#### INSTRUCTIONS TO FOLLOW:
State how many lines of the entries hold the string "value", and nothing more.

Interface dataset entries

┌──

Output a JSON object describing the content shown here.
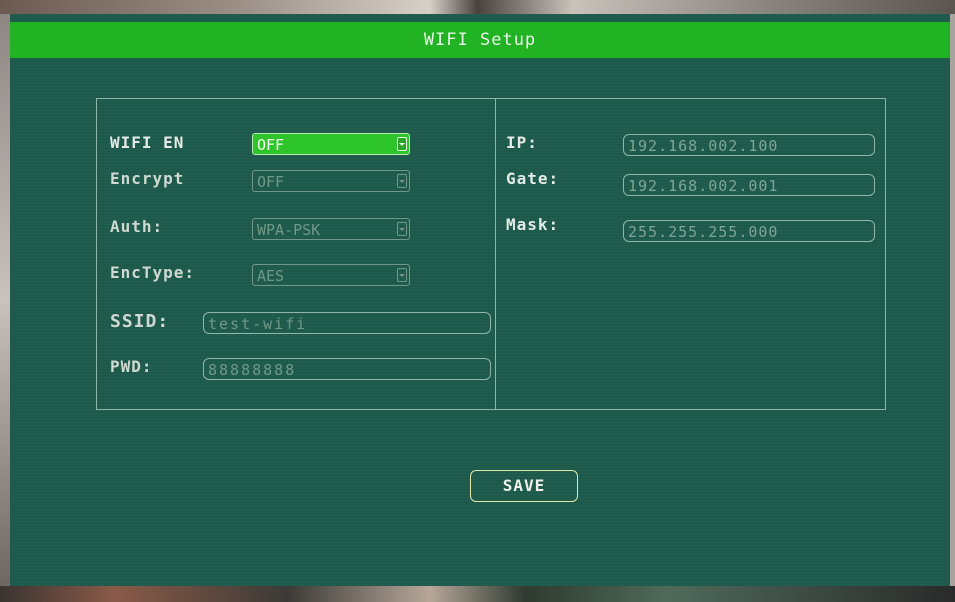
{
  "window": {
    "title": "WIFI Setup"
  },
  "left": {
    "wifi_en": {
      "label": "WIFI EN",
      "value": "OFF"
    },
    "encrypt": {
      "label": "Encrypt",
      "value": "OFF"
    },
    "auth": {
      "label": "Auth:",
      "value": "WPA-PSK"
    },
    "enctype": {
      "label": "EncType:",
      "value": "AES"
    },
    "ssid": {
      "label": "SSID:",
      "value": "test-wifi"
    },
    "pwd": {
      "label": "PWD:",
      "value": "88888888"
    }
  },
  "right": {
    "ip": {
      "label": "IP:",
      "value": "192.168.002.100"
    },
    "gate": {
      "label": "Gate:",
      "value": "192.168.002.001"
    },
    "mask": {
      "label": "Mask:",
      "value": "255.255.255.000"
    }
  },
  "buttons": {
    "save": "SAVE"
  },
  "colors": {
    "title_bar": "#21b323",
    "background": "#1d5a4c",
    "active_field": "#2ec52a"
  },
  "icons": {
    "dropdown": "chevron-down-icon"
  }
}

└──
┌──

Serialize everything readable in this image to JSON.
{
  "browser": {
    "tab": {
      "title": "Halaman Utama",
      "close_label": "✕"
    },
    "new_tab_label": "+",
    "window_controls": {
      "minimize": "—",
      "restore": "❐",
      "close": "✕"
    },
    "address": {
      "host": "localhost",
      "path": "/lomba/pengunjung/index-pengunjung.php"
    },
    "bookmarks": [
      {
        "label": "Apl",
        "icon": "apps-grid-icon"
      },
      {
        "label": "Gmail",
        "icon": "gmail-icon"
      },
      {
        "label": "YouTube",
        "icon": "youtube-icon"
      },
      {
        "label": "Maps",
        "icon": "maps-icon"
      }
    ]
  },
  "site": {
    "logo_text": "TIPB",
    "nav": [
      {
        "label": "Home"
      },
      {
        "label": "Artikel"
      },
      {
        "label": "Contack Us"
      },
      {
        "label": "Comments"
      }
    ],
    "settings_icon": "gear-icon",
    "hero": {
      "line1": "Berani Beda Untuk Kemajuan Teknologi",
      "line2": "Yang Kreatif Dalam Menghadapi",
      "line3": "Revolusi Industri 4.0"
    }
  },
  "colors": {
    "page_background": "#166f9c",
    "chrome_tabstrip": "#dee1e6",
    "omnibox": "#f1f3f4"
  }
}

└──
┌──

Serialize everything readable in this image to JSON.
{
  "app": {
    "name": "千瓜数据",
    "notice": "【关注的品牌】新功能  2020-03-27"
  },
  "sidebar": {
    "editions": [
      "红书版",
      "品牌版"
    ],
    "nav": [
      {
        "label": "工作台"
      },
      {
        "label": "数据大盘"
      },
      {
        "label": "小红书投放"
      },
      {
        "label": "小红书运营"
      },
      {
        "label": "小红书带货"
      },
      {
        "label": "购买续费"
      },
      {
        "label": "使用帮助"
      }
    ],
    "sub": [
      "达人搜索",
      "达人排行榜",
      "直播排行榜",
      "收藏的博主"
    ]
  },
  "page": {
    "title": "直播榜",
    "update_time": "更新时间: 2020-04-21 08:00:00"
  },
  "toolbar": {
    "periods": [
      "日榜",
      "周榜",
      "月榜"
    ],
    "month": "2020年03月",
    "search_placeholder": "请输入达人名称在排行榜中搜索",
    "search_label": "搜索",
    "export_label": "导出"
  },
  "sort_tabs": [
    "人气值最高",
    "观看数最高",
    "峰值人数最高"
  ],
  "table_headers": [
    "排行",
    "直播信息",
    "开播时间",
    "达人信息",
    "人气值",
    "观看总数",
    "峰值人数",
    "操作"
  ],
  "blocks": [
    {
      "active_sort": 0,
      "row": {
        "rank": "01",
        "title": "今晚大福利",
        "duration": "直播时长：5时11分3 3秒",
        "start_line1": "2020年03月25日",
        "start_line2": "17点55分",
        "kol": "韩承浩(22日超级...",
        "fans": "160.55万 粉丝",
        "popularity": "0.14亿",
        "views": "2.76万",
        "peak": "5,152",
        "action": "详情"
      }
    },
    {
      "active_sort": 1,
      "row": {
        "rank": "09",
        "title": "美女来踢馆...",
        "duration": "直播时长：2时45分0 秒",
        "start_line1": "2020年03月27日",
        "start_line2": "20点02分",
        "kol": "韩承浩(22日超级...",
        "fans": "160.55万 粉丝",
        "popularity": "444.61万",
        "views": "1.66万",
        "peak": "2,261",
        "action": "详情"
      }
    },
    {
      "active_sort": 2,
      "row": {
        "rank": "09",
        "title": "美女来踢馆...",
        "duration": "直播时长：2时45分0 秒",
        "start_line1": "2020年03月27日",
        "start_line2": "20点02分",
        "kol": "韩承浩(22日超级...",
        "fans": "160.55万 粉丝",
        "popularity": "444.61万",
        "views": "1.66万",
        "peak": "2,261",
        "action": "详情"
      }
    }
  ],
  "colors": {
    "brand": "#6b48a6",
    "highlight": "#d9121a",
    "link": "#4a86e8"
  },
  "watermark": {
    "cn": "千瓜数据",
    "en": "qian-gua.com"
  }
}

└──

#### REPLY TO THE TASK:
9